• [TASK BRIEF] Lines holding the string "label" in the listing below are to be copied.

_ _ _

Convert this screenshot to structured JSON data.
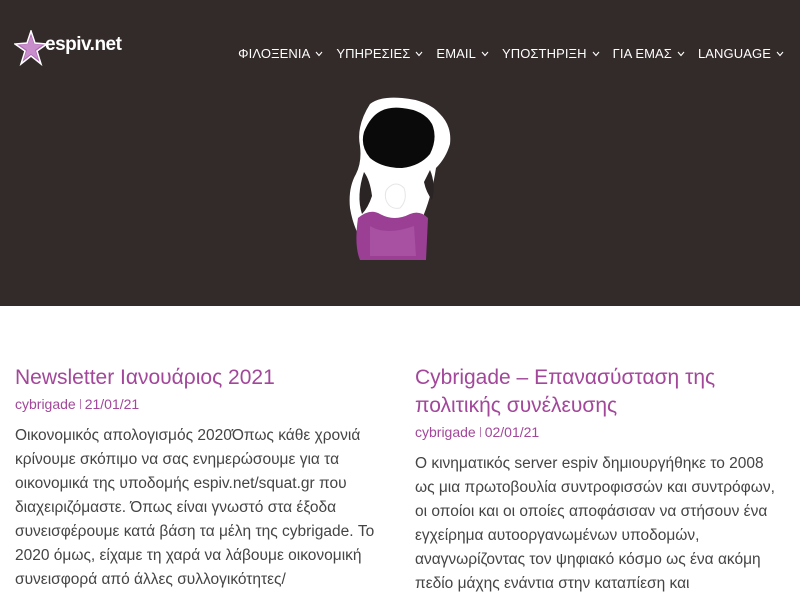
{
  "site": {
    "logo_text": "espiv.net",
    "colors": {
      "header_bg": "#332a2a",
      "accent": "#a2479a",
      "star": "#b06ab5"
    }
  },
  "nav": {
    "items": [
      {
        "label": "ΦΙΛΟΞΕΝΙΑ",
        "icon": "chevron-down-icon"
      },
      {
        "label": "ΥΠΗΡΕΣΙΕΣ",
        "icon": "chevron-down-icon"
      },
      {
        "label": "EMAIL",
        "icon": "chevron-down-icon"
      },
      {
        "label": "ΥΠΟΣΤΗΡΙΞΗ",
        "icon": "chevron-down-icon"
      },
      {
        "label": "ΓΙΑ ΕΜΑΣ",
        "icon": "chevron-down-icon"
      },
      {
        "label": "LANGUAGE",
        "icon": "chevron-down-icon"
      }
    ]
  },
  "hero": {
    "icon": "raised-fist-figure-illustration"
  },
  "posts": [
    {
      "title": "Newsletter Ιανουάριος 2021",
      "author": "cybrigade",
      "date": "21/01/21",
      "excerpt": "Οικονομικός απολογισμός 2020Όπως κάθε χρονιά κρίνουμε σκόπιμο να σας ενημερώσουμε για τα οικονομικά της υποδομής espiv.net/squat.gr που διαχειριζόμαστε. Όπως είναι γνωστό στα έξοδα συνεισφέρουμε κατά βάση τα μέλη της cybrigade. Το 2020 όμως, είχαμε τη χαρά να λάβουμε οικονομική συνεισφορά από άλλες συλλογικότητες/"
    },
    {
      "title": "Cybrigade – Επανασύσταση της πολιτικής συνέλευσης",
      "author": "cybrigade",
      "date": "02/01/21",
      "excerpt": "Ο κινηματικός server espiv δημιουργήθηκε το 2008 ως μια πρωτοβουλία συντροφισσών και συντρόφων, οι οποίοι και οι οποίες αποφάσισαν να στήσουν ένα εγχείρημα αυτοοργανωμένων υποδομών, αναγνωρίζοντας τον ψηφιακό κόσμο ως ένα ακόμη πεδίο μάχης ενάντια στην καταπίεση και"
    }
  ]
}
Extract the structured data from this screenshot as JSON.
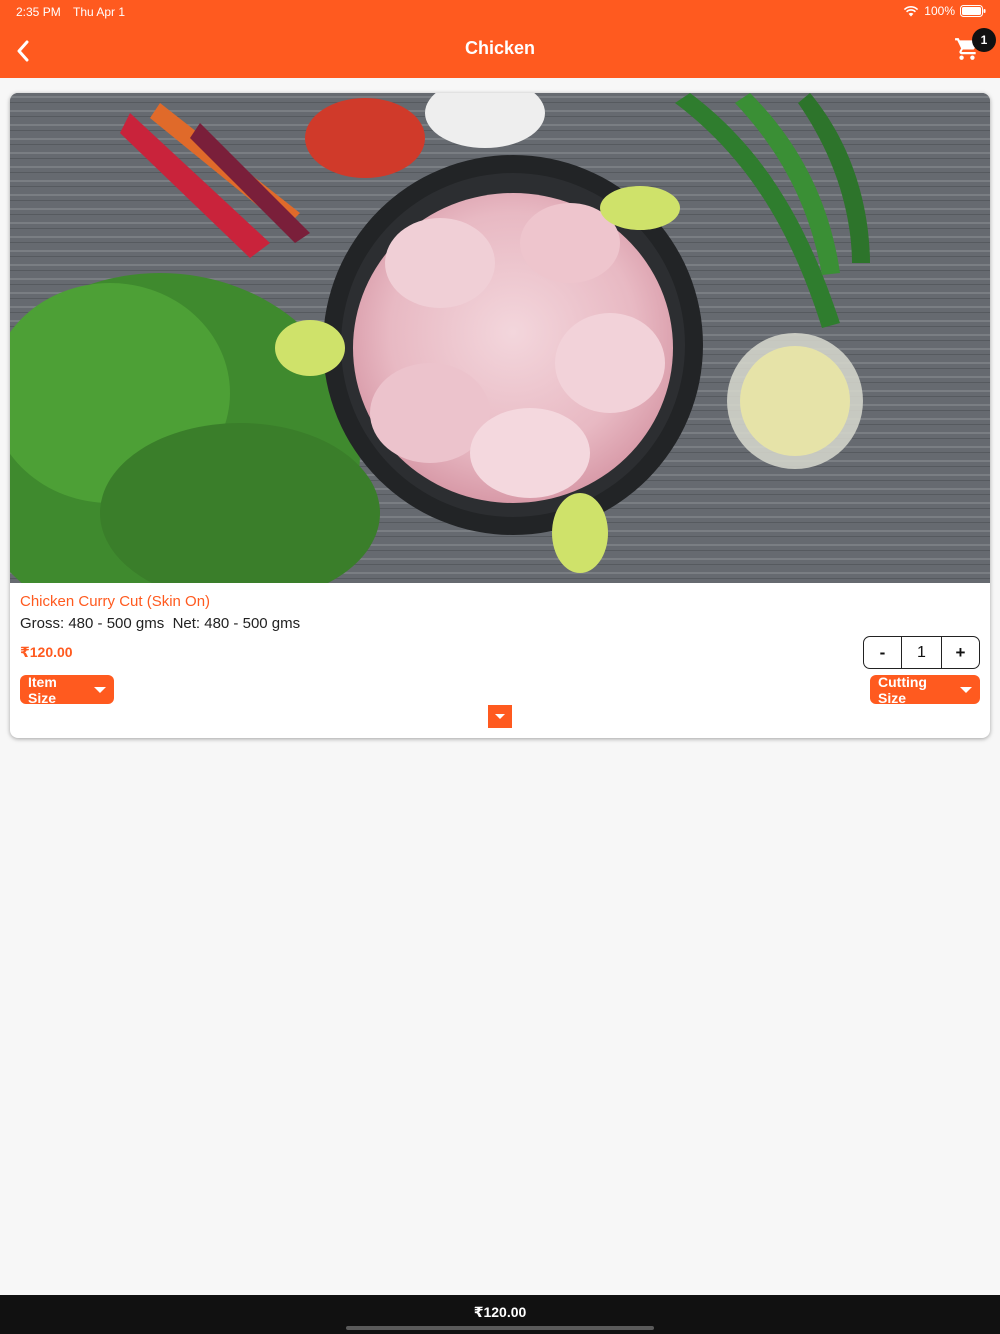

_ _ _

• [ANSWER TO THE PROBLEM]
        "label": "ΦΙΛΟΞΕΝΙΑ",
        "label": "ΥΠΗΡΕΣΙΕΣ",
        "label": "EMAIL",
        "label": "ΥΠΟΣΤΗΡΙΞΗ",
        "label": "ΓΙΑ ΕΜΑΣ",
        "label": "LANGUAGE",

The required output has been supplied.